Voice-overs are only partly about the way you sound; they are, also about the way you interpret a script and crucially the way you read someone else's words. The aim of the voice actor is to bring these words to life, no matter how complex, alien or even boring they may be. This is because what the client wants to hear is the idea being transmitted. The vocal talent is in being able to communicate a message clearly and with meaning.
You have to sound like you know what you are talking about, even if you do not. The golden rule of any voiceover is to possess the words; that is to say you have to own them and make them yours. Only then can you truly enrich them with meaning. This has nothing to do with the tonal quality of the voice, but everything to do with the mindset.

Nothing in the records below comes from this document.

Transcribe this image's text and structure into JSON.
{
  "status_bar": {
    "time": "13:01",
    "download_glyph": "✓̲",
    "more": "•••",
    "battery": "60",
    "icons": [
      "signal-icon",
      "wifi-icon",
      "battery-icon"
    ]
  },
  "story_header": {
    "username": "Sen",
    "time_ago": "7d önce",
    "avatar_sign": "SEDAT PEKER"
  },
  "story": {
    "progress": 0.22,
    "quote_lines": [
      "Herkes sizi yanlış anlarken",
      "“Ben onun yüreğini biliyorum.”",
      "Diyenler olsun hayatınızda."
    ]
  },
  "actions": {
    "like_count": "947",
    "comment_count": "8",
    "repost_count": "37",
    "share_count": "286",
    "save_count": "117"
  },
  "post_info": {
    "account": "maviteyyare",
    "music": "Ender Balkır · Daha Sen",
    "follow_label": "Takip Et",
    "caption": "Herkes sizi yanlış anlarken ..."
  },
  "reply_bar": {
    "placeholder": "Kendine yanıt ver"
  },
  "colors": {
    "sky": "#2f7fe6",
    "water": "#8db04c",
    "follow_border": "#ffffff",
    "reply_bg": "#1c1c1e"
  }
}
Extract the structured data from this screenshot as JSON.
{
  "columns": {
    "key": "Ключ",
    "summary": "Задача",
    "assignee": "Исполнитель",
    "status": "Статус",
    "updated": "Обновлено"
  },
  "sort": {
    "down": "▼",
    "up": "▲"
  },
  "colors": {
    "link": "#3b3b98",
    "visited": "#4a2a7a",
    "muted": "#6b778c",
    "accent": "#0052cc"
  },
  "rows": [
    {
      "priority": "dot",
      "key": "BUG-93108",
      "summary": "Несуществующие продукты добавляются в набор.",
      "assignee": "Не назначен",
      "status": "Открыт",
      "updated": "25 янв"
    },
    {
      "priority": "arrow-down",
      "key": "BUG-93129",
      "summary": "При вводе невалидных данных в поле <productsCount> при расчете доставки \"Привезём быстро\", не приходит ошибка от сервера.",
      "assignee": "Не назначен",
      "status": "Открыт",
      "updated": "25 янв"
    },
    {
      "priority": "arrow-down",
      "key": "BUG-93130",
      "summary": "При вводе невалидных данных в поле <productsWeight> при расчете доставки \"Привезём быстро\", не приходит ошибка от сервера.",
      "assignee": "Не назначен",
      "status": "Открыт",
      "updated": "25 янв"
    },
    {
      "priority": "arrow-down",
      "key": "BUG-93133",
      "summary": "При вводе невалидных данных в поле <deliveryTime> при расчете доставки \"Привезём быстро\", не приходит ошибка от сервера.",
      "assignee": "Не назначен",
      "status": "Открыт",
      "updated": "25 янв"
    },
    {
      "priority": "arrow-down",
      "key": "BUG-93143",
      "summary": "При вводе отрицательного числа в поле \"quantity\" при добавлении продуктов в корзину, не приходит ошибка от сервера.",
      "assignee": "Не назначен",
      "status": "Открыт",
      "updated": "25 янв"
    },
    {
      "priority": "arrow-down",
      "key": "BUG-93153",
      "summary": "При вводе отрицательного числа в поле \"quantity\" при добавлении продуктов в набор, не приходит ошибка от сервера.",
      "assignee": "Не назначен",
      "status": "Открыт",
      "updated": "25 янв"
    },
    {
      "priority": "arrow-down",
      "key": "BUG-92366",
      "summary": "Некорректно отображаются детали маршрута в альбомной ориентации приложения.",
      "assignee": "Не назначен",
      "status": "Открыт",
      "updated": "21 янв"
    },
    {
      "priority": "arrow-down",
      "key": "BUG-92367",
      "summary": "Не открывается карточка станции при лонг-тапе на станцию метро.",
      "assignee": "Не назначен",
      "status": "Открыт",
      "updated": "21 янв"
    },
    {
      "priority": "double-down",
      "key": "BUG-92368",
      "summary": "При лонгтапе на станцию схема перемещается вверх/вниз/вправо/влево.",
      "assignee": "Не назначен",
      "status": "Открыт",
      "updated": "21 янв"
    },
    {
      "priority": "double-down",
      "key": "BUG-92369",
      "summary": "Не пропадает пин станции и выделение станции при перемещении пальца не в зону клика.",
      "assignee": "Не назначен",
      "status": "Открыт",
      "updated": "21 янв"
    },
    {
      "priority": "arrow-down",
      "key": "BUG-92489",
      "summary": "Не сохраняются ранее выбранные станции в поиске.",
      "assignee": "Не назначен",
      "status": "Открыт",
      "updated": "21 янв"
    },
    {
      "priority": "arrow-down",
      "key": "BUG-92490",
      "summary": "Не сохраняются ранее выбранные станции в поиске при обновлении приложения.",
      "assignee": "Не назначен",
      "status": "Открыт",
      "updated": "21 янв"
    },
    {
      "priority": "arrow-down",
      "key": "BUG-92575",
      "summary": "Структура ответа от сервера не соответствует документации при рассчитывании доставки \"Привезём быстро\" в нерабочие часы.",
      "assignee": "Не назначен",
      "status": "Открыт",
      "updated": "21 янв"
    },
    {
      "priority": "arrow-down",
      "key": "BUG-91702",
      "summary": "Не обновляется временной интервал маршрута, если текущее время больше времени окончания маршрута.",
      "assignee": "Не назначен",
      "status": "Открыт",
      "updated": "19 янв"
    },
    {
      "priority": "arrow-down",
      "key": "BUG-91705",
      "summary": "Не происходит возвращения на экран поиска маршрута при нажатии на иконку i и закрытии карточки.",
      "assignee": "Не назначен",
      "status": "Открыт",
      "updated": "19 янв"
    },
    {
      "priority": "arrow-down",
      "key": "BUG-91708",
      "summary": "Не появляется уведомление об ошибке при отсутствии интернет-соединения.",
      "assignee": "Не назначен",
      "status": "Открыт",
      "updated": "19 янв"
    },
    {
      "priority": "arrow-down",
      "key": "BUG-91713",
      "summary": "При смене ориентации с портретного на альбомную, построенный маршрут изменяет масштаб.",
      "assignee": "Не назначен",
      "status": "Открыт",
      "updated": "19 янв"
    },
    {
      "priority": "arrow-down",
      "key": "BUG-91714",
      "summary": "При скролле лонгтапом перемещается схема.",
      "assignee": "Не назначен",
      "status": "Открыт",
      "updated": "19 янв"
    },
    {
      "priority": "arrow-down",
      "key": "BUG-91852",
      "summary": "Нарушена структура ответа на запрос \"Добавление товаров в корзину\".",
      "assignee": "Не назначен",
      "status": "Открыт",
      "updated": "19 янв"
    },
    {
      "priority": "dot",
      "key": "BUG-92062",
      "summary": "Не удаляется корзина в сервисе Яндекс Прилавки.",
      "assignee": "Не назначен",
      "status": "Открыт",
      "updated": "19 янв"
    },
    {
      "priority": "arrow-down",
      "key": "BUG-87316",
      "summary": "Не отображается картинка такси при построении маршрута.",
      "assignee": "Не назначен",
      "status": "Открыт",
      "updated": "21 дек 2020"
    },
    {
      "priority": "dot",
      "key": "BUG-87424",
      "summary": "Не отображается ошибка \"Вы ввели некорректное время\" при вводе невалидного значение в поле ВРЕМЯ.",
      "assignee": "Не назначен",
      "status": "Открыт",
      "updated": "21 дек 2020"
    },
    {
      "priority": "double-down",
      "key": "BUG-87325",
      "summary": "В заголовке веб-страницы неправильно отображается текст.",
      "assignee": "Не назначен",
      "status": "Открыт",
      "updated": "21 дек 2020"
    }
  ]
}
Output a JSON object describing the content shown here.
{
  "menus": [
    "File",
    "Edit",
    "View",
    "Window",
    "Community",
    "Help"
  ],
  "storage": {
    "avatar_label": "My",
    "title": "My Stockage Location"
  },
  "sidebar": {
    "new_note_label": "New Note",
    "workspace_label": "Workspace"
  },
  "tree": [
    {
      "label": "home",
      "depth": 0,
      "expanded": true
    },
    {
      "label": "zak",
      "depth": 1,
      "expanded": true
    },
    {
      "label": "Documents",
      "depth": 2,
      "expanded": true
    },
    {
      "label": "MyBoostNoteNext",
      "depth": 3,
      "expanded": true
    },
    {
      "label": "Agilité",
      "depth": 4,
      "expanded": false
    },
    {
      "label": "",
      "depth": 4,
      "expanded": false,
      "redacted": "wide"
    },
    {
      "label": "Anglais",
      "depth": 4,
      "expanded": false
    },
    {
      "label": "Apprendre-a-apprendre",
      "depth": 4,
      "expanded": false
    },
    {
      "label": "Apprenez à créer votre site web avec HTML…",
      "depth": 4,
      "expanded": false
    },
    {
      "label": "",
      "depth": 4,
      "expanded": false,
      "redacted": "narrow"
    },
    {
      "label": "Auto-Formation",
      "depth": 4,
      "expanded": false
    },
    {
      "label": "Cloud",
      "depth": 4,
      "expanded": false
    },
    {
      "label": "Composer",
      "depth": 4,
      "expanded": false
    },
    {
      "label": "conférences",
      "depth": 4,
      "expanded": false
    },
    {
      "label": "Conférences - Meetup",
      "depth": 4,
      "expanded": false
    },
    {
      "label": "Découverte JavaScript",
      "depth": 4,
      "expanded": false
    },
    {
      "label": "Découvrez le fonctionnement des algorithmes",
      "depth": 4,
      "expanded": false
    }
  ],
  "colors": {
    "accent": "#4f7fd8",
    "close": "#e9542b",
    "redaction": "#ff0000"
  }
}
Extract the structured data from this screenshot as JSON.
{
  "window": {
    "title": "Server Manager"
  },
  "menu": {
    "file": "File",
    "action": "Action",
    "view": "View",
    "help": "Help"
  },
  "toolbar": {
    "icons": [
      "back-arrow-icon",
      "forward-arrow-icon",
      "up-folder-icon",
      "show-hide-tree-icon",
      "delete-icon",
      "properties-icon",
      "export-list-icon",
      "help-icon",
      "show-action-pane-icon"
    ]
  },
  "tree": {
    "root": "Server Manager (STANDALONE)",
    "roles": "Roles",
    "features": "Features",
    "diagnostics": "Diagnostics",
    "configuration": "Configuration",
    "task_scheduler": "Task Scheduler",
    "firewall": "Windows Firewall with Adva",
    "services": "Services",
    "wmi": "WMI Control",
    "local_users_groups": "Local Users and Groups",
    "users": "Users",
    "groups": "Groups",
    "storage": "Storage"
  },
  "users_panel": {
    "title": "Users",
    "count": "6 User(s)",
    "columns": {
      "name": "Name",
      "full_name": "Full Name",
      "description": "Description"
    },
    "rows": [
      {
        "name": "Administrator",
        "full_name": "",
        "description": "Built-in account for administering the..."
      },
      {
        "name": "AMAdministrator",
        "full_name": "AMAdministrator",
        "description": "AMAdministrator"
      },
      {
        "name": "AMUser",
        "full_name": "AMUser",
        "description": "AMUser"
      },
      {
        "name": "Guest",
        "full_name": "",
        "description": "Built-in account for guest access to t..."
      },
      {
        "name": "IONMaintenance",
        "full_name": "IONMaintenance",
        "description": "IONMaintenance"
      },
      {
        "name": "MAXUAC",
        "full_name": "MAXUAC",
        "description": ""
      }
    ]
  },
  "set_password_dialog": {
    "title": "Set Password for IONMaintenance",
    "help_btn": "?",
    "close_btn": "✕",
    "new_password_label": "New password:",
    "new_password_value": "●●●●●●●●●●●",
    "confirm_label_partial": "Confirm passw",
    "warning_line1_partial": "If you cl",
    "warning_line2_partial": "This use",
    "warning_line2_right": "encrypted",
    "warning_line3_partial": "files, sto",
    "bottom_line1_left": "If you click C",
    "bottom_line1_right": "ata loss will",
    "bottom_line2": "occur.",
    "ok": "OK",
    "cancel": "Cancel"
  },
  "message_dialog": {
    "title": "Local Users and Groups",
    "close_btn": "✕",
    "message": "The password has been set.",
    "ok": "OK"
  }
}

It is all about the attitude of the reader; does she/he sound convincing? Are they hesitating, or putting in too many pauses? Is there too much drama in a technical piece, or too little energy in a hard sell commercial? Is a corporate video being delivered with frivolity rather than authority, or a charity appeal lacking gravitas? A good director will be able to mould the artist accordingly, but often the talent will be recording at home and have to rely on their own judgement. Learning to trust your own ears is essential.
Also are you able to meet deadlines? The audio track is often the very last element to be considered in a project and the decision about who will perform the piece is sometimes left to the very last minute. That's why agents, production companies and producers want people who can deliver the sound sample on time and within budget. So flexibility helps, as does the ability to record at home for a fast turnaround. Ask yourself if you would take criticism to heart. Many budding voice artists have their egos dented by clients' and agents' comments and this can throw them off course. You need to develop a thick skin. Because voice-overs are subjective, one person's opinion of the way you sound is exactly that, an opinion.
However when you have put lots of effort into a project it can be hurtful to be rejected, but keeping a dispassionate distance can help any bruised pride. Are you prepared to treat your new career as a business? The more professional you are, the more your prospects are likely to take you seriously. Keep tax receipts, issue invoices with payment terms and sell yourself like a true pro. It works wonders. So your natural timbre and pitch are simply not enough on their own to give you a career using your larynx. Always bear in mind there is much more to the mouth industry than meets the ear!"
by Gary Terzza
Voice123 thanks Gary Terzza for his contribution to this blog, as well as, a Voice123 Coach.